Tom McCarthy, bouncing back from the redwood-sized turd that was The Cobbler, takes the painstaking process by which the Globe staffers broke the story as the subject for his gripping new procedural Spotlight. McCarthy has the good sense to place absolute faith in the strength of this incredible-but-true story, generating ample drama from the nuts and bolts of reporting. Impassioned speeches about Integrity and The Importance of Journalists are mercifully absent, save one late-in-the-game monologue from Mark Ruffalo’s eccentric reporter, Michael Rezendes. Instead, McCarthy draws the audience in by following Walter ‘Robby’ Robinson’s (Michael Keaton) team as they canvas dirt-and-gravel neighborhoods, enduring as many slammed doors as they have to until they can find that key source. And when they do finally begin to pull on the right threads, it’s breathtaking to see the whole terrible truth unravel.
The concept of retelling the Spotlight story was so fraught with potential to go horribly, overbearingly awry, and yet McCarthy deftly sidesteps every pitfall with skill. The survivors — not victims, a crucial distinction made in the film — never get reduced to props that exist only to motivate the Globe staffers.
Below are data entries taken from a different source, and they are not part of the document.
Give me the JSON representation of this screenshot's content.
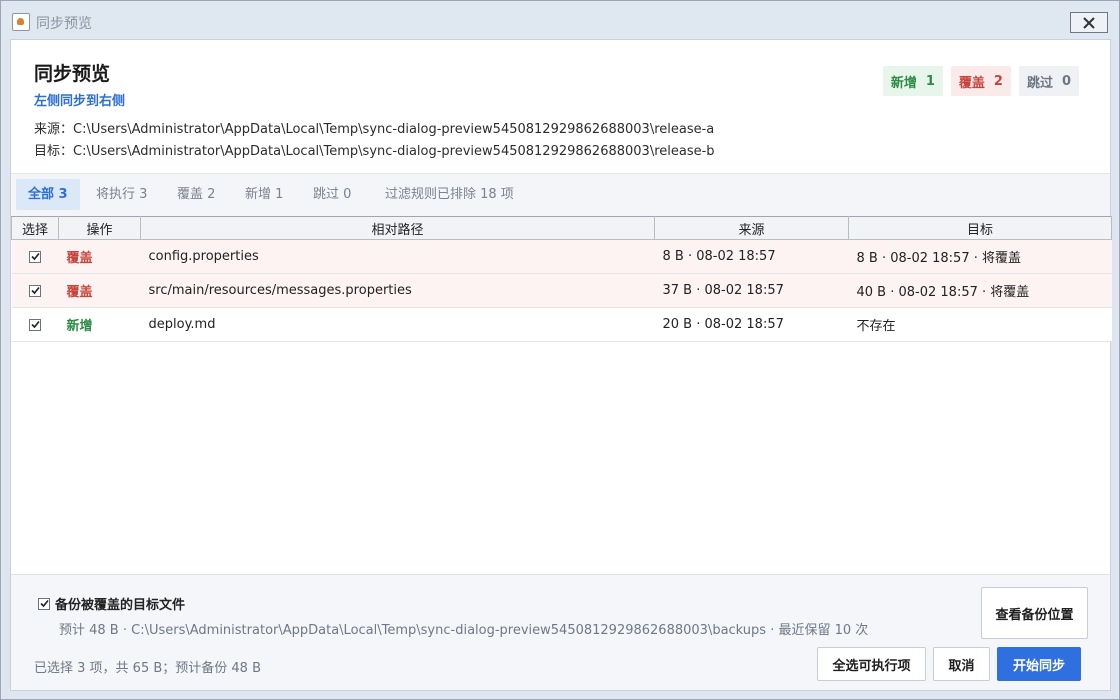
{
  "window": {
    "title": "同步预览"
  },
  "header": {
    "title": "同步预览",
    "subtitle": "左侧同步到右侧",
    "source_label": "来源：",
    "source_path": "C:\\Users\\Administrator\\AppData\\Local\\Temp\\sync-dialog-preview5450812929862688003\\release-a",
    "target_label": "目标：",
    "target_path": "C:\\Users\\Administrator\\AppData\\Local\\Temp\\sync-dialog-preview5450812929862688003\\release-b"
  },
  "badges": [
    {
      "label": "新增",
      "count": "1",
      "color": "#2f8a46"
    },
    {
      "label": "覆盖",
      "count": "2",
      "color": "#c8443b"
    },
    {
      "label": "跳过",
      "count": "0",
      "color": "#6d7684"
    }
  ],
  "tabs": [
    {
      "label": "全部 3",
      "active": true
    },
    {
      "label": "将执行 3"
    },
    {
      "label": "覆盖 2"
    },
    {
      "label": "新增 1"
    },
    {
      "label": "跳过 0"
    },
    {
      "label": "过滤规则已排除 18 项"
    }
  ],
  "table": {
    "headers": [
      "选择",
      "操作",
      "相对路径",
      "来源",
      "目标"
    ],
    "rows": [
      {
        "checked": true,
        "action": "覆盖",
        "path": "config.properties",
        "source": "8 B · 08-02 18:57",
        "target": "8 B · 08-02 18:57 · 将覆盖"
      },
      {
        "checked": true,
        "action": "覆盖",
        "path": "src/main/resources/messages.properties",
        "source": "37 B · 08-02 18:57",
        "target": "40 B · 08-02 18:57 · 将覆盖"
      },
      {
        "checked": true,
        "action": "新增",
        "path": "deploy.md",
        "source": "20 B · 08-02 18:57",
        "target": "不存在"
      }
    ]
  },
  "footer": {
    "backup_label": "备份被覆盖的目标文件",
    "backup_checked": true,
    "backup_info": "预计 48 B · C:\\Users\\Administrator\\AppData\\Local\\Temp\\sync-dialog-preview5450812929862688003\\backups · 最近保留 10 次",
    "summary": "已选择 3 项，共 65 B；预计备份 48 B",
    "view_backup_label": "查看备份位置",
    "select_all_label": "全选可执行项",
    "cancel_label": "取消",
    "start_label": "开始同步"
  },
  "colors": {
    "accent": "#2f6fe0",
    "overwrite": "#c8443b",
    "add": "#2f8a46"
  }
}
McCarthy affords them the opportunity to tell their heartbreaking first-person accounts, bravely speaking through shame, fear, and tears about the trust that the priests systematically built up and then preyed upon. Like the devoted writers, McCarthy cuts no corners. He spins compelling, kinetic cinema out of the search for hard-to-find documents — no amount of time spent in the back alleys of Google can compare to good ol’ fashioned leather-to-pavement reporting. And so naturally, there’s a bit of hagiography for the industry of journalism itself. But that’s balanced with a level-headed pragmatism from new editor in town Marty Baron (Liev Schreiber), who has no trouble reminding Rezendes’ crack team that they’ve got a budget to stick to and papers to sell if they want to remain independent.
The most affecting dimension of the Globe’s reportage lies in the shockwaves that the story sends out into the state of Massachusetts, where townies tend to defend tradition with blind ferocity. McCarthy captures the spectrum in a simple scene near the film’s conclusion: Rachel McAdams’ Spotlight reporter presents her devout grandmother with a copy of the finished article. She doesn’t cry, or erupt with anger, or deny it. She looks forlorn, and requests a glass of water. What she is is blown away, just like the rest of us.
Rating: 4 Painstakingly Researched Burritos Out Of 5
Spotlight is in select theaters on November 6.